In the andante there was much exposed playing for winds. The horns did not always come out of this successfully – a difficult instrument indeed (and presumably even more difficult if the musicians had been playing the valve-less horns of Mozart’s time). The sound was often rather heavy for the rest of the orchestra to compete with. The flute played frequently in concert with the oboes, making a most attractive sound.

While it is good to see children in the audience at an orchestral concert (no doubt they were family members of the players), it is a pity their carers think it necessary to give them sweets with noisy wrappers to rustle when the orchestra is playing something as delicate as the andante in Mozart’s concerto, thus interfering with audience members’ enjoyment.

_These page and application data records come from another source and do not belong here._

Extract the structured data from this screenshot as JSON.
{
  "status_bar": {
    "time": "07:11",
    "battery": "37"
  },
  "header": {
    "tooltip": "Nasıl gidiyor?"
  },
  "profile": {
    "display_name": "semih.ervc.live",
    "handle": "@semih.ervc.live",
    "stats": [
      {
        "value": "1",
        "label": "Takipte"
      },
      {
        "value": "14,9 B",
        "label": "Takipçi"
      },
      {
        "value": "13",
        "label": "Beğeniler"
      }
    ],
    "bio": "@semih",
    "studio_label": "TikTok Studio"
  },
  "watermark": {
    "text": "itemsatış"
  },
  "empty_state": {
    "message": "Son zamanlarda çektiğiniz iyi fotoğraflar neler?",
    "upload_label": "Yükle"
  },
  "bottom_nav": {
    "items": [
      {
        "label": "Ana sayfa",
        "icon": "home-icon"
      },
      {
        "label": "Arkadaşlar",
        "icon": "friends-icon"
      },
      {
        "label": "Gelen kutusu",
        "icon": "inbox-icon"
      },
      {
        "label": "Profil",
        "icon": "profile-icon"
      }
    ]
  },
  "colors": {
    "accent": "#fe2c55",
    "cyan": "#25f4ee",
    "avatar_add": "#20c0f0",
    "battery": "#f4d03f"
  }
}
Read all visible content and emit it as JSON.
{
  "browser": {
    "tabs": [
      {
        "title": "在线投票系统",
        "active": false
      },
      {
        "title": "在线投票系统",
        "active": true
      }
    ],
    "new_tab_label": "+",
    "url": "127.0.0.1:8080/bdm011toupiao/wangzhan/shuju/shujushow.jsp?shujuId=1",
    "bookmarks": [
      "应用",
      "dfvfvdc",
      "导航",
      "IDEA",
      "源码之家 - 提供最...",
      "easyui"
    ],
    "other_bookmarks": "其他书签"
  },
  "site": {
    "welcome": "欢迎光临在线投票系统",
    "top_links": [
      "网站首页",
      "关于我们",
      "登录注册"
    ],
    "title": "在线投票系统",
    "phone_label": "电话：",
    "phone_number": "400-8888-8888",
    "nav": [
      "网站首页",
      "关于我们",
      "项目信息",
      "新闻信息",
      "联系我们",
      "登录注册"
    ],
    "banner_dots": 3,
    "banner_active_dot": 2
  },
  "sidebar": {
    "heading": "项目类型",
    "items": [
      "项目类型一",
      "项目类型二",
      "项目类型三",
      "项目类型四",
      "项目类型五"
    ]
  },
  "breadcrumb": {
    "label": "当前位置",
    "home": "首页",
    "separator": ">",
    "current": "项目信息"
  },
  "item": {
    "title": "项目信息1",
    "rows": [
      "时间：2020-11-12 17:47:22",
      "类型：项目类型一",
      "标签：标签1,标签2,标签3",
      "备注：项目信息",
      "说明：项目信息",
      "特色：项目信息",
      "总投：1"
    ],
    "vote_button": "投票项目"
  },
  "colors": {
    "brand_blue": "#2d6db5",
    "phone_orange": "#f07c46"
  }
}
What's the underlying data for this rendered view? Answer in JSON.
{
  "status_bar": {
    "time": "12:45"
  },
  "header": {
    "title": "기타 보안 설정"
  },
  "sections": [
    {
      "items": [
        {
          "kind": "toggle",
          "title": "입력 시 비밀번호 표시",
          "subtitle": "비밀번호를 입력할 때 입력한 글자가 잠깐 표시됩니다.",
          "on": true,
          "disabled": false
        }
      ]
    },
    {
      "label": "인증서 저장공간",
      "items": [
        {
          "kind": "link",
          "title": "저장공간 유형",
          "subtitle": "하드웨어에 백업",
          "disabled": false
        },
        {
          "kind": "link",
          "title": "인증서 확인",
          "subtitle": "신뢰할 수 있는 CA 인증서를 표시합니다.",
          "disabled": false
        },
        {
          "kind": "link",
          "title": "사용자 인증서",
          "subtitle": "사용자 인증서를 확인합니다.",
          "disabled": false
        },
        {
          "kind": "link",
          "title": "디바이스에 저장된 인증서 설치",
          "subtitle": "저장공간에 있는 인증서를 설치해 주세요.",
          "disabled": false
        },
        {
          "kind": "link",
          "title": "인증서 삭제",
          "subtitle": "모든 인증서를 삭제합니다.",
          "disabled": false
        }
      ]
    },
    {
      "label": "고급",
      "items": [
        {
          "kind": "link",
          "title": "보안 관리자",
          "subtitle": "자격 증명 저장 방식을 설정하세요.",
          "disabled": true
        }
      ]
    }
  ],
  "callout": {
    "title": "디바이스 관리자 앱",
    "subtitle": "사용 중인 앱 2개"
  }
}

The winds were able to let fly in the last movement, and they acquitted themselves well.

The final work in this appealing programme was a massive one. Perhaps this great symphony was a little too difficult for the orchestra. Intonation problems struck at the beginning: unfortunately the opening was not the horns’ best moment; later they had some better ones. There were four horns,
three trombones, and tuba. In the louder part of the second movement, and elsewhere, this brass choir was rather too noisy for the rest of the orchestra. The solo oboe theme in the third movement was beautifully played, as was the whole of that movement.

Trombones also had moments of difficulty, but they and the tuba came into their own in the last section of the last movement; they had plenty of power in the fortissimo passages. However, this venue is not really large enough to take the sound of a symphony orchestra playing at that level with modern brass instruments.

All of that said, the work developed well, and the extra strings contributed to a mainly admirable sonority in that department. Details and themes came through well, and syncopation at the end of the first movement and in the second movement was crisp and clear.

It was good to see and hear an amateur orchestra alive and well, and playing fine music. Obviously this was not a performance at professional level, but it was creditable nonetheless. Aberrations of intonation were the main problem; dynamics, themes, rhythm were all well observed, and the concert represented a considerable achievement.